Tom Tierney

The job specification however, is quite different to Tierney's three-year full-time deal with the IRFU. The next Women's XVs Head Coach will be hired on a 'part-time/casual' basis over just a six-month term. 

The IRFU has since come out to defend their decision, stating that it 'regrets any upset that it has caused,' and dismissed claims that the role was being downgraded.

"As confirmed already, this coaching position will be re-examined fully after the tournament, as part of the wider IRFU review," an IRFU statement read.

In any case, the amended job description has sparked outrage among followers of the sport, and more importantly, the players.

Jenny Murphy, along with World Cup captain Claire Molloy have published their frustrations on Twitter.

Another potential stand-off beckons it would seem.

In short, here we have two examples of conflict within sporting organisations, where the men's and women's teams are both governed together.

It's the FAI and IRFU's responsibility to run both systems in a manner which fully enables all of their teams to compete at the highest level. But in both cases, their respective women's squads feel disrespected and isolated.

This isn't to suggest that the LGFA and camogie associations should discard any plans of a merger with the GAA.

They should seek to hold discussions and tease out a possible framework that accommodates all of the organisations equally.
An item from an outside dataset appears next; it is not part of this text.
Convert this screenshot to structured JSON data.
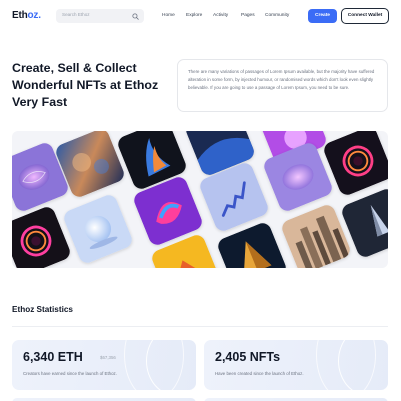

But if they do decide to join the GAA, the ladies' sporting bodies must be sure that the deal is one that will serve their players fairly. Not just in the immediate future, but in years to come too.